On the Finnish side knew that the Soviet soldiers carried out military exercises in the morning nearby. The Finns had a strict prohibition on opening fire, which is clearly observed because of the danger to be under a military Tribunal.
First, in Finland, thought that perhaps we are talking about some accident that happened on the teachings of the red army, but the Finnish soldiers immediately began to doubt it.
“On the hill Amerikka a distance of 800 metres, they would get a good look at the bodies of the dead and wounded from the craters, or at least as they are transported from the place of the burst of a shell, if the tragedy really happened, as mentioned in the note,” — emphasizes the huntsman Kulmala in his memoirs.
Finland replied to the note of Vyacheslav Molotov, on 27 November, and the Ambassador of Finland in Moscow Aarno yrjö-Koskinen (Aarno Ilpo-Koskinen) fully rejected the claims of the Soviet Union:
“In connection with the alleged violation of the Finnish government to urgently made a proper investigation. It was found that the cannon shots mentioned in Your letter, was not made with Finnish side”.

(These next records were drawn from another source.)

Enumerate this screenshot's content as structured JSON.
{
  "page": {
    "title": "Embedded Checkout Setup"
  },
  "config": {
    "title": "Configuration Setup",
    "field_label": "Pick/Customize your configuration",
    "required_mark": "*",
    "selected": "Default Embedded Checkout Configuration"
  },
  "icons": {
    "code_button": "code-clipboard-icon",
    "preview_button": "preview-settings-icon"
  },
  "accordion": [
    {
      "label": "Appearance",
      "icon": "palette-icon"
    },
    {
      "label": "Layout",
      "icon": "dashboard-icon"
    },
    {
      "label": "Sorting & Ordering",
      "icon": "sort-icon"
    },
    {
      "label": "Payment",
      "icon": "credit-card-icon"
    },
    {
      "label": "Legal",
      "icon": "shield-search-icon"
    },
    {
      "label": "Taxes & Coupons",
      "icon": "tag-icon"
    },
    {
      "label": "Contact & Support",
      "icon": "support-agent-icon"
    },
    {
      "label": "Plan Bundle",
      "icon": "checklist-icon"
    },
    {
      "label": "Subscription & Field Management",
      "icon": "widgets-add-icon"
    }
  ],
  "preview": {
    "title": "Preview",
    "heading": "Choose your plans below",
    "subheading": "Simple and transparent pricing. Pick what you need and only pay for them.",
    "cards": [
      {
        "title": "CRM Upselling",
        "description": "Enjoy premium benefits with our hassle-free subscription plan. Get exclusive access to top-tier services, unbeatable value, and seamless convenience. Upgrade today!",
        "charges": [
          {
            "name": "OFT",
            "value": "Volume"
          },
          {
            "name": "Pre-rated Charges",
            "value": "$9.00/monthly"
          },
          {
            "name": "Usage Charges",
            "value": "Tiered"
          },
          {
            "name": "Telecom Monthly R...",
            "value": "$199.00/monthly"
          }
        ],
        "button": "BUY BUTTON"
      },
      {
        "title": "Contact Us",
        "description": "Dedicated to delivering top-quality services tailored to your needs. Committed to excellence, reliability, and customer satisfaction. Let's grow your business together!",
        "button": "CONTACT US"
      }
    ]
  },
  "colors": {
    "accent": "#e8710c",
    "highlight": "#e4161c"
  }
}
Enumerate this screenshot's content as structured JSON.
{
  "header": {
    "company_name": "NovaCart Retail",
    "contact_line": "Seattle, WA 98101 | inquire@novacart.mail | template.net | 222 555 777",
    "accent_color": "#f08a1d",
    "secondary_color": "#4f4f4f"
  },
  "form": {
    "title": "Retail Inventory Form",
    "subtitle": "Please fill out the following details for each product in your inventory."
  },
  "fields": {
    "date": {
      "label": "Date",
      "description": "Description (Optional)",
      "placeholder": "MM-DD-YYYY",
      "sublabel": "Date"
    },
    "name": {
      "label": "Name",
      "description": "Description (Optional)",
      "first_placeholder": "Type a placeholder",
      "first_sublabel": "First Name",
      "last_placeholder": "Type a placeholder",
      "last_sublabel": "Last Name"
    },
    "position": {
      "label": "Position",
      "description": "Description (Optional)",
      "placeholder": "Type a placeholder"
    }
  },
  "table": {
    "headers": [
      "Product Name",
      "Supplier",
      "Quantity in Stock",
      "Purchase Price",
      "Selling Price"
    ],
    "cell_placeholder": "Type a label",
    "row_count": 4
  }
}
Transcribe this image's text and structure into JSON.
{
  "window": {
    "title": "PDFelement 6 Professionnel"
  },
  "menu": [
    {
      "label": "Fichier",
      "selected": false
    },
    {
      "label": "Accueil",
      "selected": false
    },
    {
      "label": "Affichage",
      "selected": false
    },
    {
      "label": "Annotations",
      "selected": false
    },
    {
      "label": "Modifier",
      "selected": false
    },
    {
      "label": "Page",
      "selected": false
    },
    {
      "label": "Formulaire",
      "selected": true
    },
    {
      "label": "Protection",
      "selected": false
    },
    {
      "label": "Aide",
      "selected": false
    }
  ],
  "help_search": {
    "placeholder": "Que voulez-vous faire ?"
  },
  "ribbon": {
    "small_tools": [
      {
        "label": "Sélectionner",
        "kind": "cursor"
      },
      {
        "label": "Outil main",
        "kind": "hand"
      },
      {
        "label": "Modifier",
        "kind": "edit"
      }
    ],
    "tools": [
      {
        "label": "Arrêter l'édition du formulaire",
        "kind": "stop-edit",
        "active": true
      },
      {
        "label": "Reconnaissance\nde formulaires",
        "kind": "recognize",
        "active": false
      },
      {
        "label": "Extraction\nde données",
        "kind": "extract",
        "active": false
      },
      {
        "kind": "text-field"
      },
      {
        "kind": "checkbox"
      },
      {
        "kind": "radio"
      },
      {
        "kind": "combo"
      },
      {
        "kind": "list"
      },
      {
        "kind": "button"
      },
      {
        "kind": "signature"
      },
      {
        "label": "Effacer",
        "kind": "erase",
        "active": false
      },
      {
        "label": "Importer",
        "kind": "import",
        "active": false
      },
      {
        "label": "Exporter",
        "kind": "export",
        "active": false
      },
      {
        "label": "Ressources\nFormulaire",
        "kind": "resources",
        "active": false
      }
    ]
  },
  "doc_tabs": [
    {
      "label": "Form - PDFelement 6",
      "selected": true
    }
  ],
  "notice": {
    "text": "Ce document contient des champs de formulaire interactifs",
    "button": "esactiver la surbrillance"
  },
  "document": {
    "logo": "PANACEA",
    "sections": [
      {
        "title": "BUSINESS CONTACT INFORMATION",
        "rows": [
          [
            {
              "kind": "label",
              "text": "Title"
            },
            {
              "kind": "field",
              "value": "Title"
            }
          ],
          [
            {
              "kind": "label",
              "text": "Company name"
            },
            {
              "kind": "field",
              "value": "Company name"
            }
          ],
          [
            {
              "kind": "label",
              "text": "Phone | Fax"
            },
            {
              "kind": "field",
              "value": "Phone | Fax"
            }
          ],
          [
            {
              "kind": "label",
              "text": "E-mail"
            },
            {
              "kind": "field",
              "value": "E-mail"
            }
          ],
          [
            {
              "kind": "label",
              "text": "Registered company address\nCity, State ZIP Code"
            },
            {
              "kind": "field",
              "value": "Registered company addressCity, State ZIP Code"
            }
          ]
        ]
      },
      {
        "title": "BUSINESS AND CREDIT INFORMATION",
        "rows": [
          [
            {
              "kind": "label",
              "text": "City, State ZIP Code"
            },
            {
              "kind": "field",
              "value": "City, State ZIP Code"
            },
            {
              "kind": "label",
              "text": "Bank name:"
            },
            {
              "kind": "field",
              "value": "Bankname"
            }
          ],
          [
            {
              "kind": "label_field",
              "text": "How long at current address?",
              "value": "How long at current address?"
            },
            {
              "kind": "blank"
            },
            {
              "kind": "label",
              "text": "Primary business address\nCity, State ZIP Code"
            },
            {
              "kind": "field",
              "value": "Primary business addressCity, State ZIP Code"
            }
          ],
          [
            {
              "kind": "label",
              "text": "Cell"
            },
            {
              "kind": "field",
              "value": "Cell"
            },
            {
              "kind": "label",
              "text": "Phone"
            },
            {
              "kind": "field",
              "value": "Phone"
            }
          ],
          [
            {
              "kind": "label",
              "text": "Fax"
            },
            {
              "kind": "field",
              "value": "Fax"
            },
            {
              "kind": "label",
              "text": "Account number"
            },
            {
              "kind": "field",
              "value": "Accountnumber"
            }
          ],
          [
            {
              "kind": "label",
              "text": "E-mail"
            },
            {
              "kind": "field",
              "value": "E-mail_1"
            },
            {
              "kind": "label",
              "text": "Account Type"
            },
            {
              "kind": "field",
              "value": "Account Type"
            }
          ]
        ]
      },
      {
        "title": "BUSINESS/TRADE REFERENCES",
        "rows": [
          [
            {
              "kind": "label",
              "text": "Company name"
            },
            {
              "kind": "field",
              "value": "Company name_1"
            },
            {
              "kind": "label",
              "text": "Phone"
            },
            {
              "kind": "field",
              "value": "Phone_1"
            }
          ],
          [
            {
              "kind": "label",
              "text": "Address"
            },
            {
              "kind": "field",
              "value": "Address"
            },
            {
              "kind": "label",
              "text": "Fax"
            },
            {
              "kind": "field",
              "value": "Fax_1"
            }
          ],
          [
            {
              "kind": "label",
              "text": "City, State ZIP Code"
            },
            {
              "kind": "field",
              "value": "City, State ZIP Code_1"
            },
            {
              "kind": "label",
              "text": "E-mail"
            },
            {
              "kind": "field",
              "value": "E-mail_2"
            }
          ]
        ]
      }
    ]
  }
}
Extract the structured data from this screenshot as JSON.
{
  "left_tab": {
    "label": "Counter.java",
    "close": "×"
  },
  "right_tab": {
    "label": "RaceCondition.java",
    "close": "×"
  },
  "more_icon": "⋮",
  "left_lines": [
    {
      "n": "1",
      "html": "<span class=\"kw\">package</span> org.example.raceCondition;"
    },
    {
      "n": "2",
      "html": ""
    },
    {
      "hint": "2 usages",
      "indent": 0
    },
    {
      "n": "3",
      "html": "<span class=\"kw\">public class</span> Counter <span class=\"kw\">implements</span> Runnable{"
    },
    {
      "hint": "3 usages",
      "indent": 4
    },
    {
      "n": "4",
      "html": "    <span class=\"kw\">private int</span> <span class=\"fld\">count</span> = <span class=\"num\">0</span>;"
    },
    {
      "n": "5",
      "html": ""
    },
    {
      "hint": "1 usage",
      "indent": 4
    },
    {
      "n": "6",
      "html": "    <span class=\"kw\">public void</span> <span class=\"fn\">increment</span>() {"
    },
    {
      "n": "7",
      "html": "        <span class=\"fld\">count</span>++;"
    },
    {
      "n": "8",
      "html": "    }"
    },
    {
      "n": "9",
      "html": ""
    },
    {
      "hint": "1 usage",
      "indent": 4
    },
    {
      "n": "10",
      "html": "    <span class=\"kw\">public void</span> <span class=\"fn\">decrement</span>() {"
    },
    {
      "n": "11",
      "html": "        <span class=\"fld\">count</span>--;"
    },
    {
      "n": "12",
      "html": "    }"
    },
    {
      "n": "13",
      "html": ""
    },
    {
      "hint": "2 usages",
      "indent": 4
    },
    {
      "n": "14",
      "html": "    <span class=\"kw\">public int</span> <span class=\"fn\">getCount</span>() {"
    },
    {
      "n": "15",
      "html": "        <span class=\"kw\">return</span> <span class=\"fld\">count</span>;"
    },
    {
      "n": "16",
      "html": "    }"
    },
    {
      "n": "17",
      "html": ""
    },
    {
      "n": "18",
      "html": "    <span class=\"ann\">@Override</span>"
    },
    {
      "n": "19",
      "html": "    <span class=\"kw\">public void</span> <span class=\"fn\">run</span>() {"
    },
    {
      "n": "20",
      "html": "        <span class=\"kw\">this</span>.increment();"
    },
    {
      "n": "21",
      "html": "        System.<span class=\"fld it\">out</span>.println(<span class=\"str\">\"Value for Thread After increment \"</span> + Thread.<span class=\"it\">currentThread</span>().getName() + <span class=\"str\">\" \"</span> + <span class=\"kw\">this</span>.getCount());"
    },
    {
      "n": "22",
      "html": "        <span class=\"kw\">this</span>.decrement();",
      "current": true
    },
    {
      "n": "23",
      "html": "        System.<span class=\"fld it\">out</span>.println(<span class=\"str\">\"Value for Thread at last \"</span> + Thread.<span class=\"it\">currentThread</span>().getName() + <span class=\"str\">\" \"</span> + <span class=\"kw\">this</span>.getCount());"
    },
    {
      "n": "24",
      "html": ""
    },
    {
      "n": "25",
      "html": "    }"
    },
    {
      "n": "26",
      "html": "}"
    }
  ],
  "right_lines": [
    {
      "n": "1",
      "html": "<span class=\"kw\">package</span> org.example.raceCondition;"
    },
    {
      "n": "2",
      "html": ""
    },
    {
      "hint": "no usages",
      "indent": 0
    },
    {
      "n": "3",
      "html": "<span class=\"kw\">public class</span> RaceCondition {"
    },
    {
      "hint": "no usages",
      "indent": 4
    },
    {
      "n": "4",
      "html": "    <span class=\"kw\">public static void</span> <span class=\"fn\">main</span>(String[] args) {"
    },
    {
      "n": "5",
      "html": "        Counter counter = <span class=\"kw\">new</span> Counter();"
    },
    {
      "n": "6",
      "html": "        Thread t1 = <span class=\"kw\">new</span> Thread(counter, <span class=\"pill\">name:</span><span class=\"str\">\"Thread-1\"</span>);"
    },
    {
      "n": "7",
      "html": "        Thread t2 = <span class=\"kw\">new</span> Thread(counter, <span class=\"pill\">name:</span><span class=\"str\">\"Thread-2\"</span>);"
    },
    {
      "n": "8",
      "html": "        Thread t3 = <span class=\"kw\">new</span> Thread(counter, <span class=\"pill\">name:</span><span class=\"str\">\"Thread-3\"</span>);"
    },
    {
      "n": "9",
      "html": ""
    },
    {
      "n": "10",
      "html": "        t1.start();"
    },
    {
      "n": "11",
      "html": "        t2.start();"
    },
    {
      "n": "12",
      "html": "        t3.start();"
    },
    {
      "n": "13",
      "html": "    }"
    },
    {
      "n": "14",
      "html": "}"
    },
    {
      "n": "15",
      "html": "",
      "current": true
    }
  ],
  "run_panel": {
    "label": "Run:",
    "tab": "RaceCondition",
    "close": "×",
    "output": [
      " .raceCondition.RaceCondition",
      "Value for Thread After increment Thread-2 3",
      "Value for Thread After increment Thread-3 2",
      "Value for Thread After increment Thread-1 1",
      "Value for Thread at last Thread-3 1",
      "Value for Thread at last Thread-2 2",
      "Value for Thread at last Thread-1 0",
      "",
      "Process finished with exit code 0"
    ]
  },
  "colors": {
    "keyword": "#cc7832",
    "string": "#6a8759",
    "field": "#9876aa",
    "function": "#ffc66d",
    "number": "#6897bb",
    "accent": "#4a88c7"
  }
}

On 28 November, the Soviet Union sent a sharp response the note, which reported that he was forced to withdraw from the Pact. Denying his guilt in the shots in the village Mainila, Finland, in Moscow’s view, “demonstrated hostility towards the Soviet Union” that entailed sacrifice, and introduced public opinion astray. Then it became clear that this is not just words.
The red army opened artillery fire on 30 November at 06:50.